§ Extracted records
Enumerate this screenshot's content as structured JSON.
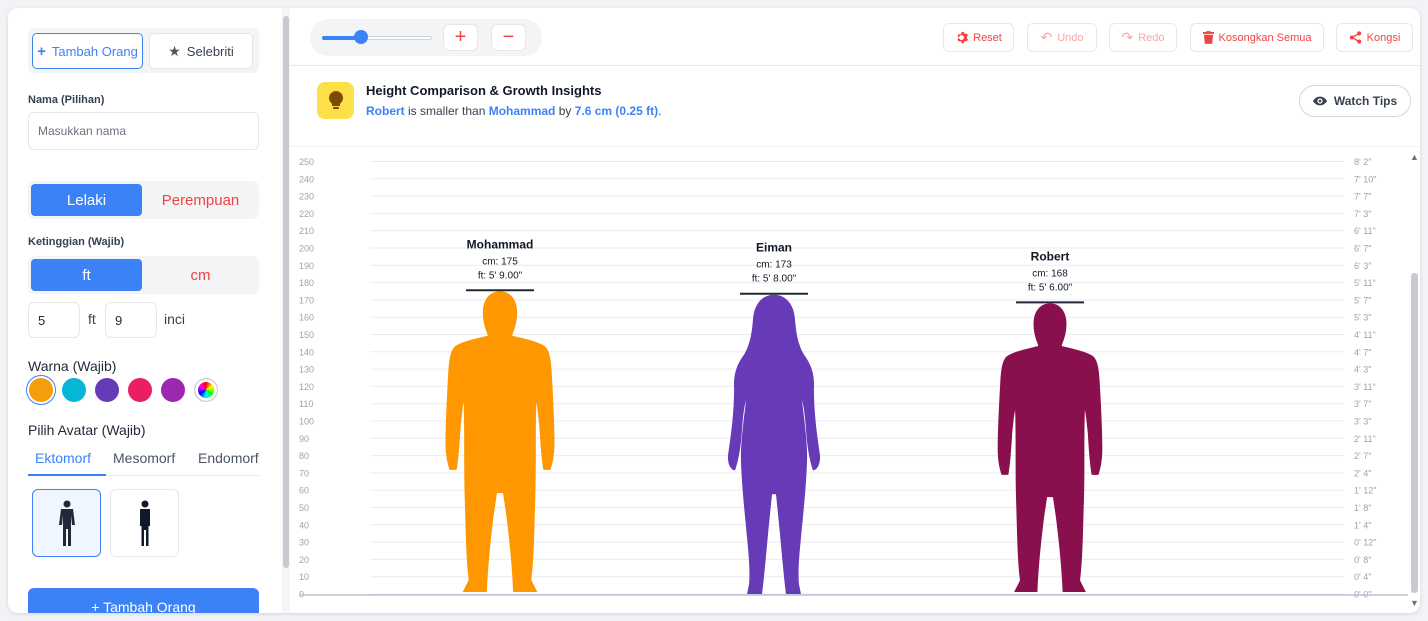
{
  "sidebar": {
    "tab_add": "Tambah Orang",
    "tab_celebrity": "Selebriti",
    "name_label": "Nama (Pilihan)",
    "name_placeholder": "Masukkan nama",
    "gender_male": "Lelaki",
    "gender_female": "Perempuan",
    "height_label": "Ketinggian (Wajib)",
    "unit_ft": "ft",
    "unit_cm": "cm",
    "feet_value": "5",
    "feet_unit": "ft",
    "inch_value": "9",
    "inch_unit": "inci",
    "color_label": "Warna (Wajib)",
    "colors": [
      "#f59e0b",
      "#06b6d4",
      "#673ab7",
      "#e91e63",
      "#9c27b0"
    ],
    "avatar_label": "Pilih Avatar (Wajib)",
    "avatar_tabs": [
      "Ektomorf",
      "Mesomorf",
      "Endomorf"
    ],
    "add_button": "+ Tambah Orang"
  },
  "toolbar": {
    "zoom_level": 0.35,
    "reset": "Reset",
    "undo": "Undo",
    "redo": "Redo",
    "clear_all": "Kosongkan Semua",
    "share": "Kongsi"
  },
  "insight": {
    "title": "Height Comparison & Growth Insights",
    "person_a": "Robert",
    "middle": " is smaller than ",
    "person_b": "Mohammad",
    "by": " by ",
    "difference": "7.6 cm (0.25 ft)",
    "period": ".",
    "watch_tips": "Watch Tips"
  },
  "chart": {
    "cm_ticks": [
      "250",
      "240",
      "230",
      "220",
      "210",
      "200",
      "190",
      "180",
      "170",
      "160",
      "150",
      "140",
      "130",
      "120",
      "110",
      "100",
      "90",
      "80",
      "70",
      "60",
      "50",
      "40",
      "30",
      "20",
      "10",
      "0"
    ],
    "ft_ticks": [
      "8' 2\"",
      "7' 10\"",
      "7' 7\"",
      "7' 3\"",
      "6' 11\"",
      "6' 7\"",
      "6' 3\"",
      "5' 11\"",
      "5' 7\"",
      "5' 3\"",
      "4' 11\"",
      "4' 7\"",
      "4' 3\"",
      "3' 11\"",
      "3' 7\"",
      "3' 3\"",
      "2' 11\"",
      "2' 7\"",
      "2' 4\"",
      "1' 12\"",
      "1' 8\"",
      "1' 4\"",
      "0' 12\"",
      "0' 8\"",
      "0' 4\"",
      "0' 0\""
    ],
    "people": [
      {
        "name": "Mohammad",
        "cm": "cm: 175",
        "ft": "ft: 5' 9.00\"",
        "height": 175,
        "color": "#ff9800",
        "shape": "male"
      },
      {
        "name": "Eiman",
        "cm": "cm: 173",
        "ft": "ft: 5' 8.00\"",
        "height": 173,
        "color": "#673ab7",
        "shape": "female"
      },
      {
        "name": "Robert",
        "cm": "cm: 168",
        "ft": "ft: 5' 6.00\"",
        "height": 168,
        "color": "#8a0f4d",
        "shape": "male"
      }
    ]
  }
}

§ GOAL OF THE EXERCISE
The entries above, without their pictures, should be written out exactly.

§ TASK RESPONSE
Enumerate this screenshot's content as structured JSON.
{
  "sidebar": {
    "tab_add": "Tambah Orang",
    "tab_celebrity": "Selebriti",
    "name_label": "Nama (Pilihan)",
    "name_placeholder": "Masukkan nama",
    "gender_male": "Lelaki",
    "gender_female": "Perempuan",
    "height_label": "Ketinggian (Wajib)",
    "unit_ft": "ft",
    "unit_cm": "cm",
    "feet_value": "5",
    "feet_unit": "ft",
    "inch_value": "9",
    "inch_unit": "inci",
    "color_label": "Warna (Wajib)",
    "colors": [
      "#f59e0b",
      "#06b6d4",
      "#673ab7",
      "#e91e63",
      "#9c27b0"
    ],
    "avatar_label": "Pilih Avatar (Wajib)",
    "avatar_tabs": [
      "Ektomorf",
      "Mesomorf",
      "Endomorf"
    ],
    "add_button": "+ Tambah Orang"
  },
  "toolbar": {
    "zoom_level": 0.35,
    "reset": "Reset",
    "undo": "Undo",
    "redo": "Redo",
    "clear_all": "Kosongkan Semua",
    "share": "Kongsi"
  },
  "insight": {
    "title": "Height Comparison & Growth Insights",
    "person_a": "Robert",
    "middle": " is smaller than ",
    "person_b": "Mohammad",
    "by": " by ",
    "difference": "7.6 cm (0.25 ft)",
    "period": ".",
    "watch_tips": "Watch Tips"
  },
  "chart": {
    "cm_ticks": [
      "250",
      "240",
      "230",
      "220",
      "210",
      "200",
      "190",
      "180",
      "170",
      "160",
      "150",
      "140",
      "130",
      "120",
      "110",
      "100",
      "90",
      "80",
      "70",
      "60",
      "50",
      "40",
      "30",
      "20",
      "10",
      "0"
    ],
    "ft_ticks": [
      "8' 2\"",
      "7' 10\"",
      "7' 7\"",
      "7' 3\"",
      "6' 11\"",
      "6' 7\"",
      "6' 3\"",
      "5' 11\"",
      "5' 7\"",
      "5' 3\"",
      "4' 11\"",
      "4' 7\"",
      "4' 3\"",
      "3' 11\"",
      "3' 7\"",
      "3' 3\"",
      "2' 11\"",
      "2' 7\"",
      "2' 4\"",
      "1' 12\"",
      "1' 8\"",
      "1' 4\"",
      "0' 12\"",
      "0' 8\"",
      "0' 4\"",
      "0' 0\""
    ],
    "people": [
      {
        "name": "Mohammad",
        "cm": "cm: 175",
        "ft": "ft: 5' 9.00\"",
        "height": 175,
        "color": "#ff9800",
        "shape": "male"
      },
      {
        "name": "Eiman",
        "cm": "cm: 173",
        "ft": "ft: 5' 8.00\"",
        "height": 173,
        "color": "#673ab7",
        "shape": "female"
      },
      {
        "name": "Robert",
        "cm": "cm: 168",
        "ft": "ft: 5' 6.00\"",
        "height": 168,
        "color": "#8a0f4d",
        "shape": "male"
      }
    ]
  }
}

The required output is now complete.